While I was employed with the Saint Paul Police Chief’s office, I was in charge of updating our police chief on what had happened the night before. One day, during our regular debrief, the police chief asked me if anyone had been arrested for obstructing the legal process. I was a bit caught off guard by the questions because we usually only discussed major happenings. I was caught even more off guard when he asked me the race of the people that were arrested and questioned why we never arrested white people for the same offense.
The simplicity of the question shocked me, and led me to ask myself, why are we seeing such profound disproportionalities in our arrests, and what can police departments do about it? Over time, in terms of policing, I realized that police departments have to be purposeful and explicit about finding solutions to racial inequities. The legitimacy of police work depends on it. In your opinion, what role does

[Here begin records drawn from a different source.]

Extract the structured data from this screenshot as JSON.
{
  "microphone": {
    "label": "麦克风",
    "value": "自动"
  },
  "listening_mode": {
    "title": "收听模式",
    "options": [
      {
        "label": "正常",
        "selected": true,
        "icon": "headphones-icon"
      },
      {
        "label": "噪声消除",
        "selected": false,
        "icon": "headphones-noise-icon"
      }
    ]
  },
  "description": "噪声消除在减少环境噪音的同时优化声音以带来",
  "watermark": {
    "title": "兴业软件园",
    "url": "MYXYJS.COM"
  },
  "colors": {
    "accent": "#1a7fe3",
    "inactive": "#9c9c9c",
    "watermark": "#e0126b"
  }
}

Q: In your opinion, what role does government have in addressing racial inequities?
Finding solutions to racial inequities is the business of government. Because of its very nature, government is obligated to address these inequities. We should be taking on the painfully challenging and difficult steps to accomplish the work.
Q: How was the Maplewood Police Department Policy Prologue: Community Guidance to our Police Officers developed?

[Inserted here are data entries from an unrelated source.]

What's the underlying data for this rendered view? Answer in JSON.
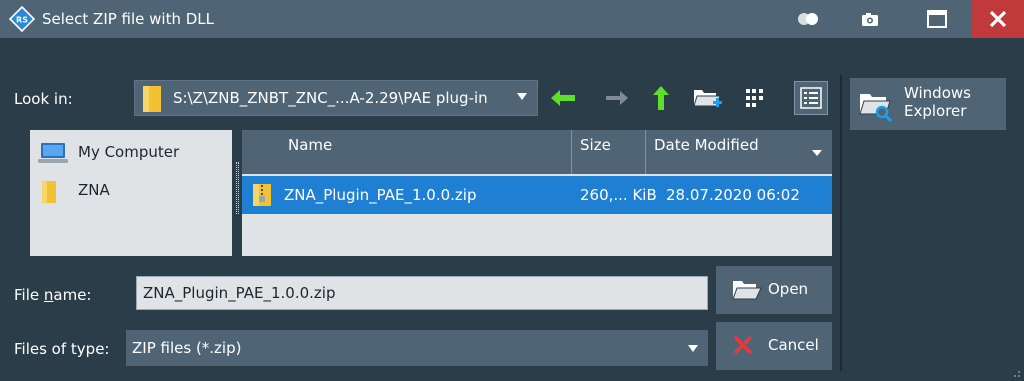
{
  "window": {
    "title": "Select ZIP file with DLL"
  },
  "lookin": {
    "label": "Look in:",
    "path": "S:\\Z\\ZNB_ZNBT_ZNC_...A-2.29\\PAE plug-in"
  },
  "sidebar": {
    "explorer_label": "Windows\nExplorer"
  },
  "places": {
    "items": [
      {
        "label": "My Computer",
        "icon": "computer-icon"
      },
      {
        "label": "ZNA",
        "icon": "folder-icon"
      }
    ]
  },
  "files": {
    "columns": [
      "Name",
      "Size",
      "Date Modified"
    ],
    "rows": [
      {
        "name": "ZNA_Plugin_PAE_1.0.0.zip",
        "size": "260,... KiB",
        "modified": "28.07.2020 06:02",
        "icon": "zip-file-icon",
        "selected": true
      }
    ]
  },
  "filename": {
    "label_pre": "File ",
    "label_u": "n",
    "label_post": "ame:",
    "value": "ZNA_Plugin_PAE_1.0.0.zip"
  },
  "filetype": {
    "label": "Files of type:",
    "value": "ZIP files (*.zip)"
  },
  "buttons": {
    "open": "Open",
    "cancel": "Cancel"
  },
  "colors": {
    "titlebar": "#4f6576",
    "background": "#2c3d4a",
    "selection": "#1e7fd3",
    "close": "#c03a3c",
    "arrow_green": "#5ee02a"
  }
}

The prologue was developed in the aftermath of the shooting of Philando Castile in the neighboring city of Falcon Heights. The Maplewood City Council wanted to make sure that our police department took steps to minimize the probability of something like that happening in our city. This meant taking a look at our current policy and training materials and making sure that it was serving the community as a whole, as well as our police officers out in the field.
The City Council was adamant in making sure that the work group tasked with the review was reflective of the community. The workgroup consisted of 14 community members and city leaders, half of which were people of color. What came out of it was a clear collective vision for a safer Maplewood. While there were no significant changes of policy, what was clear was that our current tools and tactics had merit, but the community wanted to ensure the tactics were properly and equitably applied. The prologue has helped our officers understand the feelings, desires, and overall objective of the community we serve. They were clearly asking us to explore why disproportionalities in policing occur, and they are holding us responsible for addressing them.
Q: What were some challenges that you faced while developing and adopting the prologue?
While city leadership was supportive and wanted the group, officers were concerned that the group did not have a complete understanding of the problems that they faced out in the field. Some members of the police department felt that I had given over too much authority to the workgroup and did not engage enough active police officers. While this was difficult to navigate, I wanted to make sure that there was space for community members to have difficult conversations and air out their grievances without feeling constrained.
Q: What do you think is holding police departments back?
I have had the advantage of being in a police leadership position, and have seen responses to high-profile cases. There is an incredible and profound pain in communities of color, and increasingly in white communities. People are asking if shootings and instances of police violence really needed to happen. While I am glad that tough questions are being asked, I see that police officers are having a difficult time facing the scrutiny of these events, and are hunkering down to separate themselves from the communities which they serve.
The challenge moving forward is how do we create opportunities for police and community to talk about addressing inequities. Law enforcement has the responsibility to create space to have critical conversations about fairness and equity so that relationships can continue to develop. If we normalize the conversations, we can minimize the defensiveness that sometimes halts progress. To end on an inspiring and forward-looking note, what do you think we could accomplish in the next decade?
Q: To end on an inspiring and forward-looking note, what do you think we could accomplish in the next decade?
I believe that law enforcement has the ability to be an incredible leader in addressing racial inequities. We are the enforcement branch of government and should be the focus of public attention. If we were to lean in, over the next decade, I believe that police department across the country can make a huge difference on how government as a whole addresses systemic racial inequities.
For more information on the Maplewood Police Department Policy Prologue: Community Guidance to our Police Officers, click here.